Gabourey Sidibe is many things. A great actor, for one: Her debut role in the 2009 movie Precious earned her an Oscar nomination. She’s since had roles in several acclaimed TV series: American Horror Story, The Big C, Empire and Difficult People. She’s a feminist and an inspiring public speaker. She’s an author, with a memoir due out next year. And, judging from her Instagram feed and talk show appearances, she’s charming, funny and happy.
Sidibe is also fat, which for many people eclipses everything else about her. Cosmopolitan once rounded up comments made about Sidibe’s body and they’re awful, whether coming from film critics, racist trolls and fat shamers, or exercise freaks fretting about her health.
The obsession with her body took a new turn last week when she posted a couple selfies on Instagram, showing off a new wig, some excellent pink lipstick and a Biggie Smalls T-shirt. She appeared to have lost weight and her followers went nuts over it, congratulating her and swooning over how much they liked her trimmer body. The post was even picked up by some tabloids, which called the weight loss “stunning” and “a transformation” and creepily pointed out specific body parts that looked smaller.
Making this all the more ridiculous is that this “news” about Sidibe’s weight loss came on the heels of a false weight-loss story on a gossip website that accidentally showed a picture of Sidibe as the before shot and Glee star Amber Riley as the after. The caption read, “She made her Hollywood debut in 2009 as Precious, but now 7 years on she is living up to her beautiful name. WOW!” Sidibe’s tweeted response was a perfect deployment of the middle finger emoji.

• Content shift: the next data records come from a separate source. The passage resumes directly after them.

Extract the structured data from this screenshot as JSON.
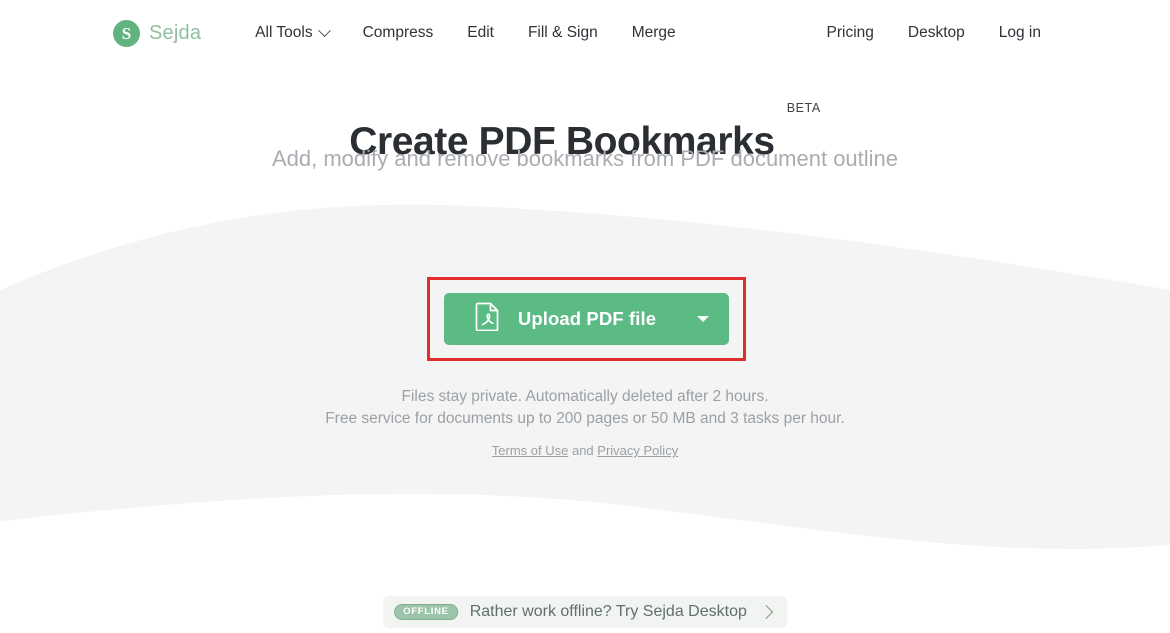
{
  "brand": {
    "mark_letter": "S",
    "name": "Sejda"
  },
  "nav": {
    "left_items": [
      {
        "label": "All Tools",
        "has_caret": true
      },
      {
        "label": "Compress",
        "has_caret": false
      },
      {
        "label": "Edit",
        "has_caret": false
      },
      {
        "label": "Fill & Sign",
        "has_caret": false
      },
      {
        "label": "Merge",
        "has_caret": false
      }
    ],
    "right_items": [
      {
        "label": "Pricing"
      },
      {
        "label": "Desktop"
      },
      {
        "label": "Log in"
      }
    ]
  },
  "hero": {
    "title": "Create PDF Bookmarks",
    "badge": "BETA",
    "subtitle": "Add, modify and remove bookmarks from PDF document outline"
  },
  "upload": {
    "label": "Upload PDF file",
    "icon": "pdf-file-icon",
    "dropdown_icon": "caret-down-icon",
    "button_color": "#5cba84",
    "highlight_color": "#e02d2d"
  },
  "notes": {
    "line1": "Files stay private. Automatically deleted after 2 hours.",
    "line2": "Free service for documents up to 200 pages or 50 MB and 3 tasks per hour.",
    "terms_label": "Terms of Use",
    "conjunction": " and ",
    "privacy_label": "Privacy Policy"
  },
  "offline_banner": {
    "badge": "OFFLINE",
    "text": "Rather work offline? Try Sejda Desktop",
    "arrow_icon": "chevron-right-icon"
  },
  "colors": {
    "band_gray": "#f4f4f4",
    "brand_green": "#62b37f"
  }
}
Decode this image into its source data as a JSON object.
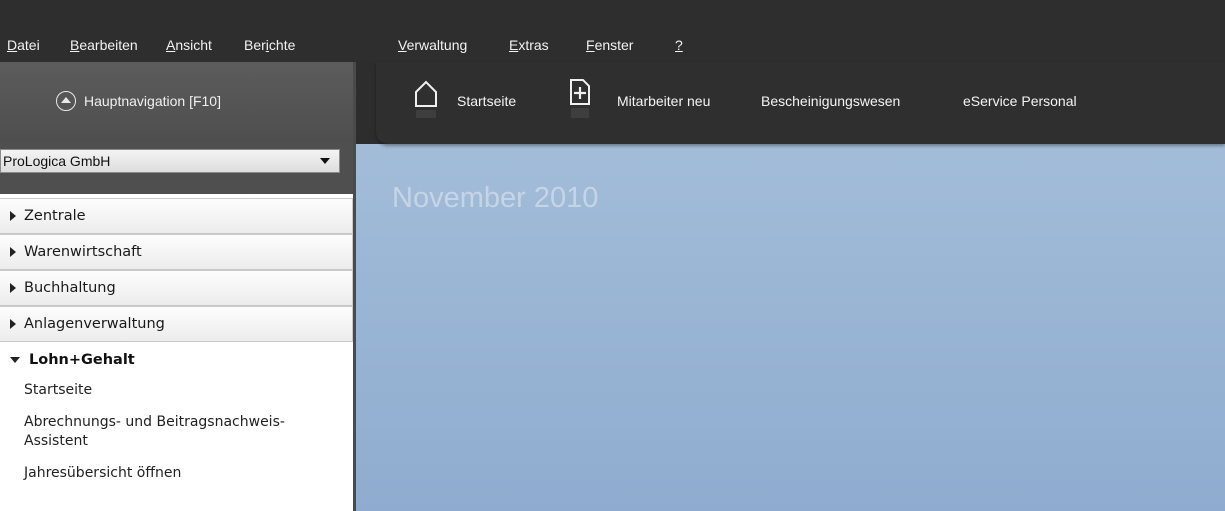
{
  "menu": [
    {
      "label": "Datei",
      "u": "D",
      "rest": "atei"
    },
    {
      "label": "Bearbeiten",
      "u": "B",
      "rest": "earbeiten"
    },
    {
      "label": "Ansicht",
      "u": "A",
      "rest": "nsicht"
    },
    {
      "label": "Berichte",
      "pre": "Ber",
      "u": "i",
      "rest": "chte"
    },
    {
      "label": "Verwaltung",
      "u": "V",
      "rest": "erwaltung"
    },
    {
      "label": "Extras",
      "u": "E",
      "rest": "xtras"
    },
    {
      "label": "Fenster",
      "u": "F",
      "rest": "enster"
    },
    {
      "label": "?",
      "u": "?",
      "rest": ""
    }
  ],
  "sidebar": {
    "nav_label": "Hauptnavigation [F10]",
    "company": "ProLogica GmbH",
    "modules": [
      "Zentrale",
      "Warenwirtschaft",
      "Buchhaltung",
      "Anlagenverwaltung"
    ],
    "open_module": "Lohn+Gehalt",
    "sub_items": [
      "Startseite",
      "Abrechnungs- und Beitragsnachweis-Assistent",
      "Jahresübersicht öffnen"
    ]
  },
  "toolbar": {
    "startseite": "Startseite",
    "mitarbeiter_neu": "Mitarbeiter neu",
    "bescheinigungswesen": "Bescheinigungswesen",
    "eservice": "eService Personal"
  },
  "content": {
    "month_title": "November 2010"
  },
  "colors": {
    "content_bg_top": "#a7c0da",
    "content_bg_bottom": "#8facd0",
    "dark_chrome": "#2e2e2e"
  }
}
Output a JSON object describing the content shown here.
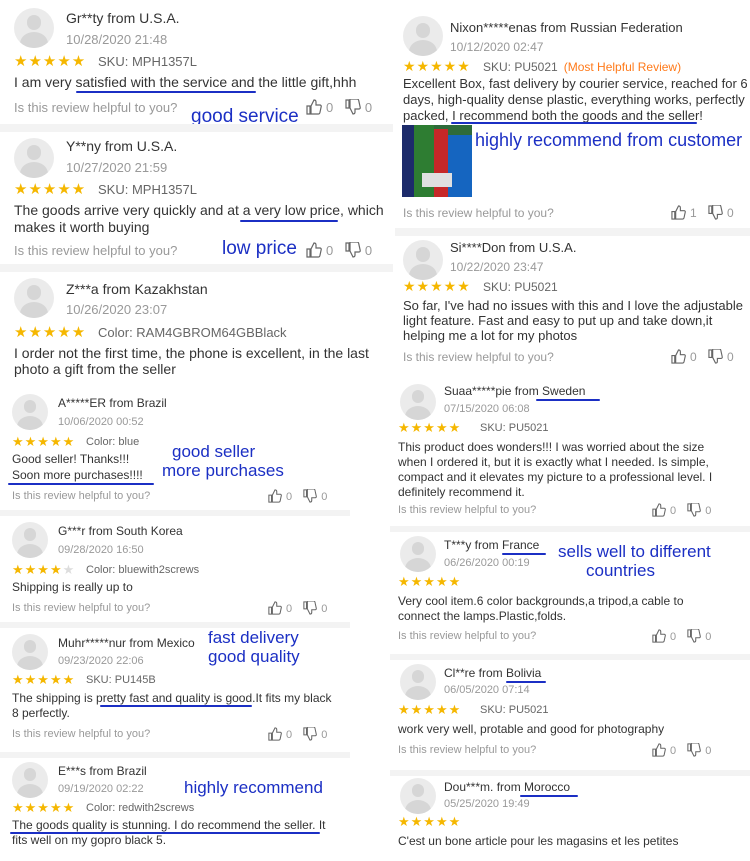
{
  "helpful_question": "Is this review helpful to you?",
  "r1": {
    "name": "Gr**ty from  U.S.A.",
    "date": "10/28/2020 21:48",
    "sku": "SKU: MPH1357L",
    "text": "I am very satisfied with the service and the little gift,hhh",
    "up": "0",
    "down": "0",
    "note": "good service"
  },
  "r2": {
    "name": "Y**ny from  U.S.A.",
    "date": "10/27/2020 21:59",
    "sku": "SKU: MPH1357L",
    "text": "The goods arrive very quickly and at a very low price, which makes it worth buying",
    "up": "0",
    "down": "0",
    "note": "low price"
  },
  "r3": {
    "name": "Z***a from Kazakhstan",
    "date": "10/26/2020 23:07",
    "sku": "Color: RAM4GBROM64GBBlack",
    "text": "I order not the first time, the phone is excellent, in the last photo a gift from the seller"
  },
  "r4": {
    "name": "Nixon*****enas from  Russian Federation",
    "date": "10/12/2020 02:47",
    "sku": "SKU: PU5021",
    "tag": "(Most Helpful Review)",
    "text": "Excellent Box, fast delivery by courier service, reached for 6 days, high-quality dense plastic, everything works, perfectly packed, I recommend both the goods and the seller!",
    "up": "1",
    "down": "0",
    "note": "highly recommend from customer"
  },
  "r5": {
    "name": "Si****Don from  U.S.A.",
    "date": "10/22/2020 23:47",
    "sku": "SKU: PU5021",
    "text": "So far, I've had no issues with this and I love the adjustable light feature. Fast and easy to put up and take down,it helping me a lot for my photos",
    "up": "0",
    "down": "0"
  },
  "r6": {
    "name": "A*****ER from Brazil",
    "date": "10/06/2020 00:52",
    "sku": "Color: blue",
    "text_l1": "Good seller! Thanks!!!",
    "text_l2": "Soon more purchases!!!!",
    "up": "0",
    "down": "0",
    "note_l1": "good seller",
    "note_l2": "more purchases"
  },
  "r7": {
    "name": "G***r from South Korea",
    "date": "09/28/2020 16:50",
    "sku": "Color: bluewith2screws",
    "text": "Shipping is really up to",
    "up": "0",
    "down": "0"
  },
  "r8": {
    "name": "Muhr*****nur from  Mexico",
    "date": "09/23/2020 22:06",
    "sku": "SKU: PU145B",
    "text": "The shipping is pretty fast and quality is good.It fits my black 8 perfectly.",
    "up": "0",
    "down": "0",
    "note_l1": "fast delivery",
    "note_l2": "good quality"
  },
  "r9": {
    "name": "E***s from Brazil",
    "date": "09/19/2020 02:22",
    "sku": "Color: redwith2screws",
    "text": "The goods quality is stunning. I do recommend the seller. It fits well on my gopro black 5.",
    "note": "highly recommend"
  },
  "r10": {
    "name": "Suaa*****pie from  Sweden",
    "date": "07/15/2020 06:08",
    "sku": "SKU: PU5021",
    "text": "This product does wonders!!! I was worried about the size when I ordered it, but it is exactly what I needed. Is simple, compact and it elevates my picture to a professional level. I definitely recommend it.",
    "up": "0",
    "down": "0"
  },
  "r11": {
    "name": "T***y from France",
    "date": "06/26/2020 00:19",
    "text": "Very cool item.6 color backgrounds,a tripod,a cable to connect the lamps.Plastic,folds.",
    "up": "0",
    "down": "0",
    "note_l1": "sells well to different",
    "note_l2": "countries"
  },
  "r12": {
    "name": "Cl**re from  Bolivia",
    "date": "06/05/2020 07:14",
    "sku": "SKU: PU5021",
    "text": "work very well, protable and good for photography",
    "up": "0",
    "down": "0"
  },
  "r13": {
    "name": "Dou***m. from Morocco",
    "date": "05/25/2020 19:49",
    "text": "C'est un bone article pour les magasins et les petites"
  },
  "colors": {
    "star": "#f5b700",
    "annotation": "#1b2fc4",
    "tag": "#ff7a1a"
  }
}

We have become obsessed with the body transformation story, whether it’s celebrities like Kim Kardashian dropping her post-pregnancy weight or regular people shedding hundreds of pounds on The Biggest Loser. Slimness is equated with virtue and success, and large bodies are seen as unruly, ugly and in need of being whipped into shape. That’s why weight loss is inevitably praised, why it’s invariably described as “impressive” and why you never hear someone say, “She gained 10 pounds and looks amazing!” In our fat-hating culture, smaller is always better.
There are people for whom weight loss is an accomplishment and who have deliberately made a choice to change their diet and increase their exercise in order to become thinner or more toned. If that makes them feel healthier, or gives them more energy, or improves their self-esteem, that’s wonderful. A lot of us want to feel good about our bodies and look our best. The question is, why it is assumed that only thin people should feel good about their bodies and that “best” means sample sized?
As research is increasingly proving, our shape and weight are not simply matters of what we eat and how we work out, but are, instead, determined by many factors out of our control, like genetics and our environment. As the New York Times reported, the big secret of The Biggest Loser is that almost every single one of the contestants gained back some or all of the weight after the show ended and they were thrust back into their regular lives and were no longer working out for hours each day and subsisting on meagre calories.
There may be good intentions driving many of the well-wishers on Gabourey Sidibe’s Instagram feed, people who want to encourage what they believe is a positive change in her life. But heaping so much praise on weight loss also sends the message that Sidibe wasn’t attractive in the first place, and that she wasn’t good enough just as she was.
Responding to someone’s weight loss is an individual, and often sensitive, thing. Some people are thrilled when the change in their body’s shape is noticed, others not so much. Weight loss isn’t necessarily intentional or positive; it could be the result of illness or depression. There’s something radical in not saying anything at all: As women, we’ve come to expect that our bodies exist to be endlessly judged and measured and commented upon — sometimes it’s worth giving even positive body scrutiny a rest or simply telling someone they look great, regardless of weight.
For what it’s worth, Sidibe hasn’t talked about her weight loss in public. Perhaps she feels it’s not anyone’s business but her own. Given that she’s posed in lingerie and hilariously shot down critics of her red carpet style, she seems to be pretty comfortable in her own skin. Replying to the congratulations, she tweeted, “Um… That Instagram photo was mostly about showing off my Biggie Smalls T-shirt and laid wig but…ya know… That’s cool too.” Since then, she’s dropped the subject and is back to posting about her wonderful friends, her fulfilling work, and the rest of her fabulous life.
Gabourey Sidibe doesn’t seem to think her weight loss is that interesting, so why do we?